ATO hits snag following HPE storage hardware migration
President Trump has frequently used the term 'fake news' to discredit media outlets. A report by a Duke University journalism student found that of the 111 times he used the term (or retweeted it) since his election, 43 were aimed at coverage of Russia's alleged meddling in the 2016 U.S. presidential campaign.
Writing for the School Library Journal, two libriarians argue that the focus on fake news is misguided, distracting and “doesn’t even qualify for Band-Aid status on the spectrum of media literacy challenges.” Lack of research skills is the real problem, they say.
The Daily Texan fact-checks the claims about the health benefits of cucumbers as noted in a song by reggae rapper Macka B. If you would like to check his claims about avocados and watercress, go for it.
(1) Help FactCheck.org win its 10th Webby. (2) The Ferret published its first fact check, on Scotland and the queue to join the EU. (3) Friends with a fact-checker? Full Fact has a book list for potential gifts. (4) The Fact-Checking Day guides for debunking urban legends and fact-checking political claims are now available in Portuguese. (5) Lupa launched its educational program.(6) Here's another academic survey you may want to participate in, from Colorado State University on the perception of fake news. (7) Enter your ideas for "TruthBuzz: The Viral Fact-Checking Contest." (8) See the keynote speaker signed on for Global Fact 4. (9) Snopes is now embeddable. (10) The University of Michigan is holding a free “Fake News, Facts and Alternative Facts Teach-Out” starting April 21. (11) This site gives you fake news and malware. Yay.
Do those post-debate discussions on cable news programs make any difference? Can fact-checking persuade people to change their minds about candidates? Here's some fact-checking, journalism and political research to watch for this year.

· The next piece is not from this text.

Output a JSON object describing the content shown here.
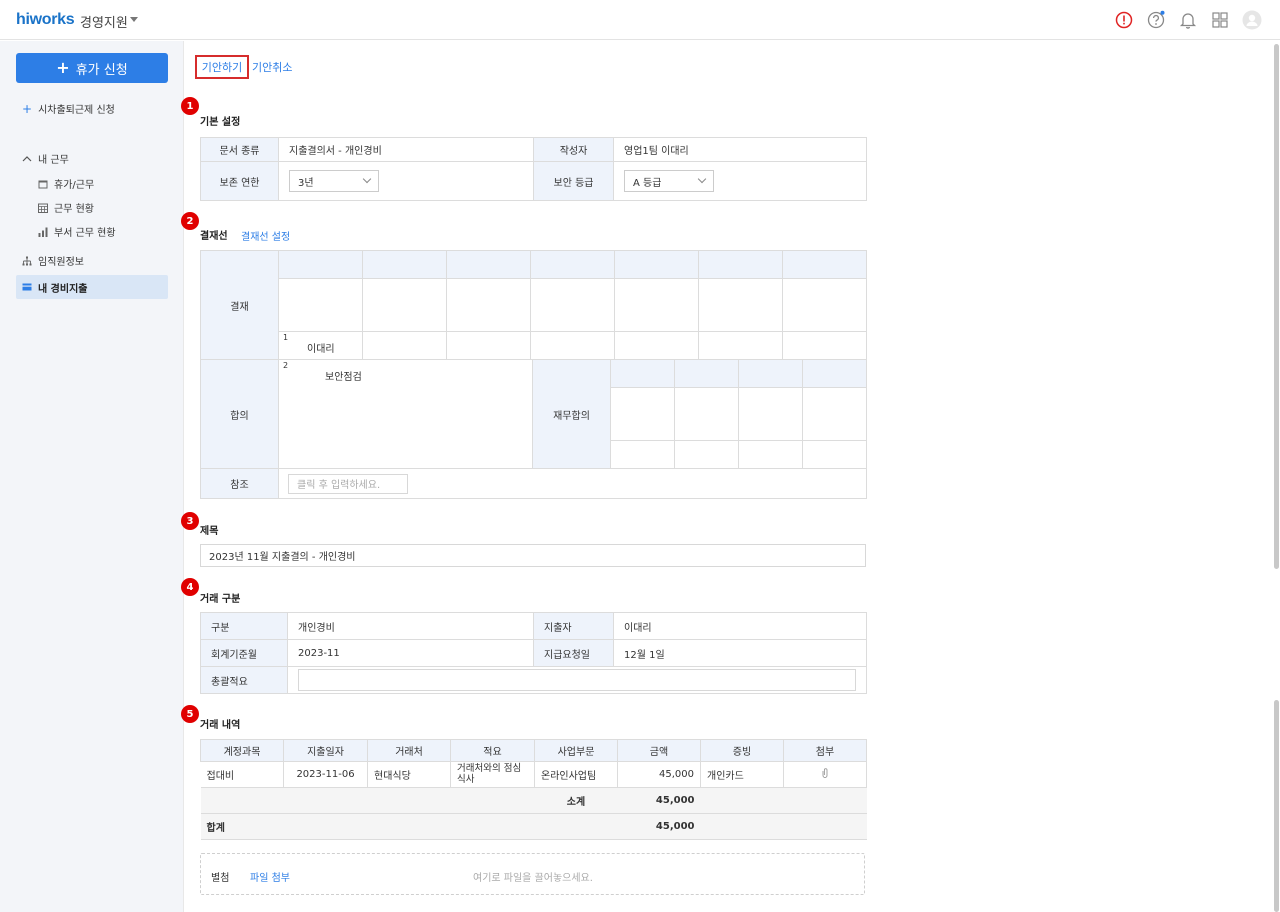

- On Thursday, Google announced it would be highlighting fact checks in search results. (Sloppy coverage ensued.)
- The next day, Facebook launched a public service announcement in 14 countries asking readers to be wary of what it now calls "false news." (Full Fact is providing the tips on U.K. News Feeds).